* About this exercise
Search the entries below for the word "majoré", then copy each line in which it is found.

Data about app and page elements

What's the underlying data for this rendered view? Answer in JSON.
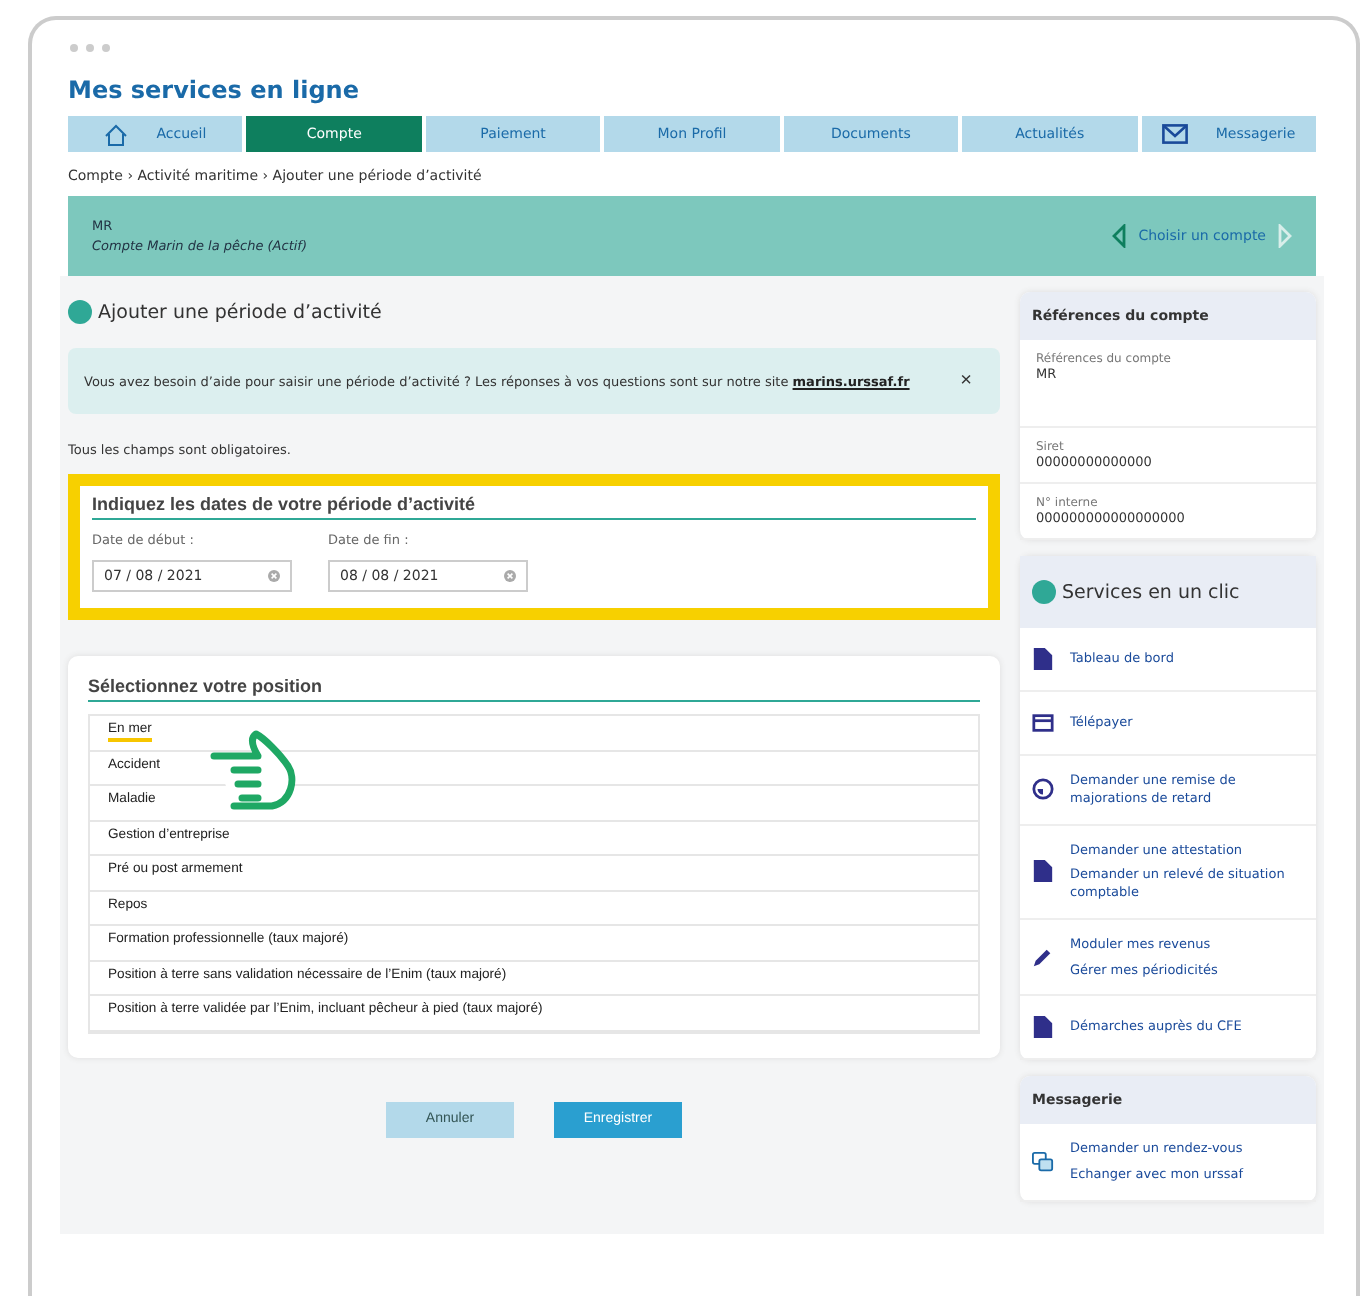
{
  "site_title": "Mes services en ligne",
  "nav": [
    {
      "label": "Accueil",
      "selected": false,
      "kind": "home"
    },
    {
      "label": "Compte",
      "selected": true
    },
    {
      "label": "Paiement",
      "selected": false
    },
    {
      "label": "Mon Profil",
      "selected": false
    },
    {
      "label": "Documents",
      "selected": false
    },
    {
      "label": "Actualités",
      "selected": false
    },
    {
      "label": "Messagerie",
      "selected": false,
      "kind": "mail"
    }
  ],
  "breadcrumb": "Compte › Activité maritime › Ajouter une période d’activité",
  "account_banner": {
    "line_1": "MR",
    "line_2": "Compte Marin de la pêche (Actif)",
    "choose": "Choisir un compte"
  },
  "page_heading": "Ajouter une période d’activité",
  "help": {
    "text": "Vous avez besoin d’aide pour saisir une période d’activité ? Les réponses à vos questions sont sur notre site ",
    "link": "marins.urssaf.fr",
    "close": "×"
  },
  "required_note": "Tous les champs sont obligatoires.",
  "dates": {
    "title": "Indiquez les dates de votre période d’activité",
    "fields": [
      {
        "label": "Date de début :",
        "value": "07 / 08 / 2021"
      },
      {
        "label": "Date de fin :",
        "value": "08 / 08 / 2021"
      }
    ]
  },
  "position": {
    "title": "Sélectionnez votre position",
    "options": [
      {
        "label": "En mer",
        "selected": true
      },
      {
        "label": "Accident",
        "selected": false
      },
      {
        "label": "Maladie",
        "selected": false
      },
      {
        "label": "Gestion d’entreprise",
        "selected": false
      },
      {
        "label": "Pré ou post armement",
        "selected": false
      },
      {
        "label": "Repos",
        "selected": false
      },
      {
        "label": "Formation professionnelle (taux majoré)",
        "selected": false
      },
      {
        "label": "Position à terre sans validation nécessaire de l’Enim (taux majoré)",
        "selected": false
      },
      {
        "label": "Position à terre validée par l’Enim, incluant pêcheur à pied (taux majoré)",
        "selected": false
      }
    ]
  },
  "buttons": [
    {
      "label": "Annuler",
      "kind": "secondary"
    },
    {
      "label": "Enregistrer",
      "kind": "primary"
    }
  ],
  "references": {
    "title": "Références du compte",
    "items": [
      {
        "label": "Références du compte",
        "value": "MR"
      },
      {
        "label": "Siret",
        "value": "00000000000000"
      },
      {
        "label": "N° interne",
        "value": "000000000000000000"
      }
    ]
  },
  "services": {
    "title": "Services en un clic",
    "items": [
      {
        "kind": "document",
        "links": [
          "Tableau de bord"
        ]
      },
      {
        "kind": "card",
        "links": [
          "Télépayer"
        ]
      },
      {
        "kind": "clock",
        "links": [
          "Demander une remise de majorations de retard"
        ]
      },
      {
        "kind": "document",
        "links": [
          "Demander une attestation",
          "Demander un relevé de situation comptable"
        ]
      },
      {
        "kind": "pencil",
        "links": [
          "Moduler mes revenus",
          "Gérer mes périodicités"
        ]
      },
      {
        "kind": "document",
        "links": [
          "Démarches auprès du CFE"
        ]
      }
    ]
  },
  "messagerie": {
    "title": "Messagerie",
    "items": [
      {
        "kind": "chat",
        "links": [
          "Demander un rendez-vous",
          "Echanger avec mon urssaf"
        ]
      }
    ]
  }
}
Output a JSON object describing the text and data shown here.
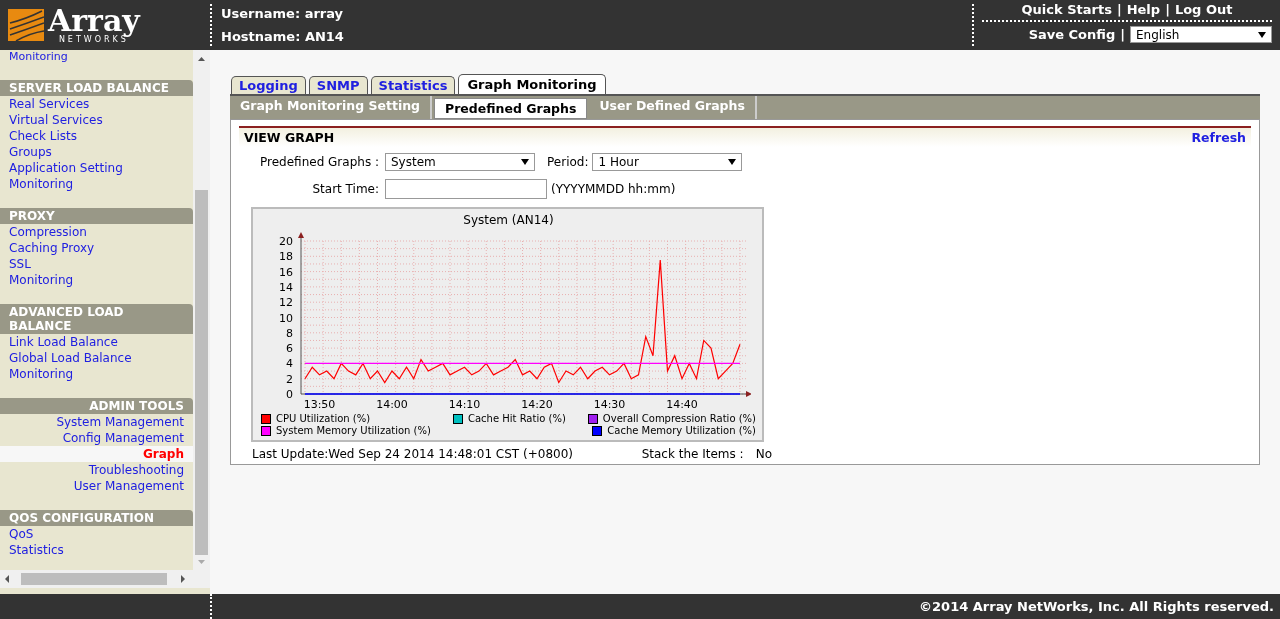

* Output below
        "label": "Formation professionnelle (taux majoré)",
        "label": "Position à terre sans validation nécessaire de l’Enim (taux majoré)",
        "label": "Position à terre validée par l’Enim, incluant pêcheur à pied (taux majoré)",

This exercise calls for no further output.